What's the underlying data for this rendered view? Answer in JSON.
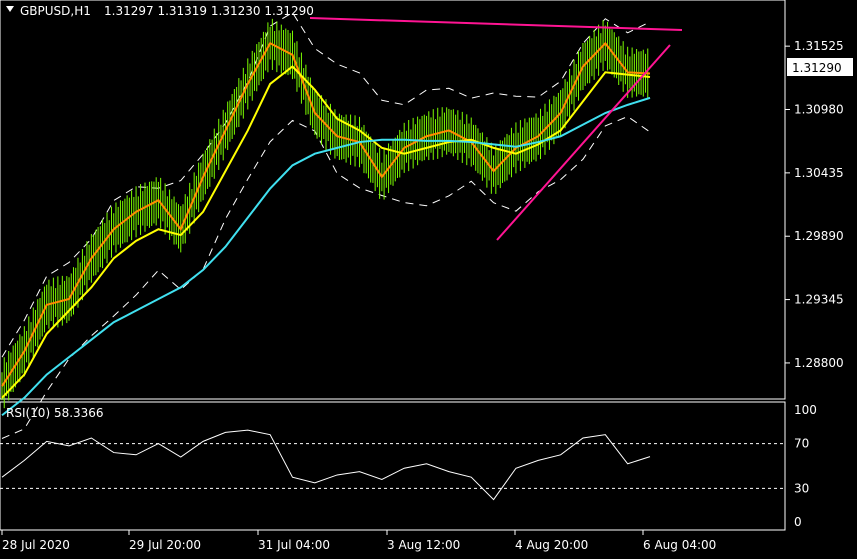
{
  "header": {
    "symbol": "GBPUSD,H1",
    "ohlc": "1.31297 1.31319 1.31230 1.31290"
  },
  "price_scale": {
    "ticks": [
      "1.31525",
      "1.30980",
      "1.30435",
      "1.29890",
      "1.29345",
      "1.28800"
    ],
    "current_price_label": "1.31290"
  },
  "rsi_panel": {
    "label": "RSI(10) 58.3366",
    "ticks": [
      "100",
      "70",
      "30",
      "0"
    ]
  },
  "time_axis": {
    "labels": [
      "28 Jul 2020",
      "29 Jul 20:00",
      "31 Jul 04:00",
      "3 Aug 12:00",
      "4 Aug 20:00",
      "6 Aug 04:00"
    ]
  },
  "colors": {
    "background": "#000000",
    "candles": "#7CFC00",
    "ema_fast": "#FF8C00",
    "ema_slow": "#FFFF00",
    "sma_long": "#40E0F0",
    "bollinger": "#FFFFFF",
    "trendlines": "#FF1493",
    "rsi": "#FFFFFF"
  },
  "chart_data": {
    "type": "line",
    "title": "GBPUSD,H1",
    "x": [
      "28 Jul 2020",
      "29 Jul 20:00",
      "31 Jul 04:00",
      "3 Aug 12:00",
      "4 Aug 20:00",
      "6 Aug 04:00"
    ],
    "ylim": [
      1.2855,
      1.3175
    ],
    "grid": false,
    "series": [
      {
        "values": [
          1.286,
          1.289,
          1.293,
          1.2935,
          1.297,
          1.2995,
          1.301,
          1.302,
          1.2995,
          1.304,
          1.308,
          1.312,
          1.3155,
          1.3145,
          1.3095,
          1.3075,
          1.307,
          1.304,
          1.3065,
          1.3075,
          1.308,
          1.307,
          1.3045,
          1.3065,
          1.3075,
          1.3095,
          1.3135,
          1.3155,
          1.313,
          1.3129
        ]
      },
      {
        "values": [
          1.285,
          1.287,
          1.2905,
          1.2925,
          1.2945,
          1.297,
          1.2985,
          1.2995,
          1.299,
          1.301,
          1.3045,
          1.308,
          1.312,
          1.3135,
          1.3115,
          1.309,
          1.308,
          1.3065,
          1.306,
          1.3065,
          1.307,
          1.3072,
          1.3065,
          1.306,
          1.3068,
          1.308,
          1.3105,
          1.313,
          1.3128,
          1.3126
        ]
      },
      {
        "values": [
          1.2835,
          1.285,
          1.287,
          1.2885,
          1.29,
          1.2915,
          1.2925,
          1.2935,
          1.2945,
          1.296,
          1.298,
          1.3005,
          1.303,
          1.305,
          1.306,
          1.3065,
          1.307,
          1.3072,
          1.3072,
          1.3071,
          1.3071,
          1.307,
          1.3068,
          1.3066,
          1.307,
          1.3075,
          1.3085,
          1.3095,
          1.3102,
          1.3108
        ]
      }
    ],
    "rsi": {
      "ylim": [
        0,
        100
      ],
      "levels": [
        70,
        30
      ],
      "values": [
        40,
        55,
        72,
        68,
        75,
        62,
        60,
        70,
        58,
        72,
        80,
        82,
        78,
        40,
        35,
        42,
        45,
        38,
        48,
        52,
        45,
        40,
        20,
        48,
        55,
        60,
        75,
        78,
        52,
        58.34
      ]
    }
  }
}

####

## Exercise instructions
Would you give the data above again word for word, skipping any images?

## Result of the task
What's the underlying data for this rendered view? Answer in JSON.
{
  "header": {
    "symbol": "GBPUSD,H1",
    "ohlc": "1.31297 1.31319 1.31230 1.31290"
  },
  "price_scale": {
    "ticks": [
      "1.31525",
      "1.30980",
      "1.30435",
      "1.29890",
      "1.29345",
      "1.28800"
    ],
    "current_price_label": "1.31290"
  },
  "rsi_panel": {
    "label": "RSI(10) 58.3366",
    "ticks": [
      "100",
      "70",
      "30",
      "0"
    ]
  },
  "time_axis": {
    "labels": [
      "28 Jul 2020",
      "29 Jul 20:00",
      "31 Jul 04:00",
      "3 Aug 12:00",
      "4 Aug 20:00",
      "6 Aug 04:00"
    ]
  },
  "colors": {
    "background": "#000000",
    "candles": "#7CFC00",
    "ema_fast": "#FF8C00",
    "ema_slow": "#FFFF00",
    "sma_long": "#40E0F0",
    "bollinger": "#FFFFFF",
    "trendlines": "#FF1493",
    "rsi": "#FFFFFF"
  },
  "chart_data": {
    "type": "line",
    "title": "GBPUSD,H1",
    "x": [
      "28 Jul 2020",
      "29 Jul 20:00",
      "31 Jul 04:00",
      "3 Aug 12:00",
      "4 Aug 20:00",
      "6 Aug 04:00"
    ],
    "ylim": [
      1.2855,
      1.3175
    ],
    "grid": false,
    "series": [
      {
        "values": [
          1.286,
          1.289,
          1.293,
          1.2935,
          1.297,
          1.2995,
          1.301,
          1.302,
          1.2995,
          1.304,
          1.308,
          1.312,
          1.3155,
          1.3145,
          1.3095,
          1.3075,
          1.307,
          1.304,
          1.3065,
          1.3075,
          1.308,
          1.307,
          1.3045,
          1.3065,
          1.3075,
          1.3095,
          1.3135,
          1.3155,
          1.313,
          1.3129
        ]
      },
      {
        "values": [
          1.285,
          1.287,
          1.2905,
          1.2925,
          1.2945,
          1.297,
          1.2985,
          1.2995,
          1.299,
          1.301,
          1.3045,
          1.308,
          1.312,
          1.3135,
          1.3115,
          1.309,
          1.308,
          1.3065,
          1.306,
          1.3065,
          1.307,
          1.3072,
          1.3065,
          1.306,
          1.3068,
          1.308,
          1.3105,
          1.313,
          1.3128,
          1.3126
        ]
      },
      {
        "values": [
          1.2835,
          1.285,
          1.287,
          1.2885,
          1.29,
          1.2915,
          1.2925,
          1.2935,
          1.2945,
          1.296,
          1.298,
          1.3005,
          1.303,
          1.305,
          1.306,
          1.3065,
          1.307,
          1.3072,
          1.3072,
          1.3071,
          1.3071,
          1.307,
          1.3068,
          1.3066,
          1.307,
          1.3075,
          1.3085,
          1.3095,
          1.3102,
          1.3108
        ]
      }
    ],
    "rsi": {
      "ylim": [
        0,
        100
      ],
      "levels": [
        70,
        30
      ],
      "values": [
        40,
        55,
        72,
        68,
        75,
        62,
        60,
        70,
        58,
        72,
        80,
        82,
        78,
        40,
        35,
        42,
        45,
        38,
        48,
        52,
        45,
        40,
        20,
        48,
        55,
        60,
        75,
        78,
        52,
        58.34
      ]
    }
  }
}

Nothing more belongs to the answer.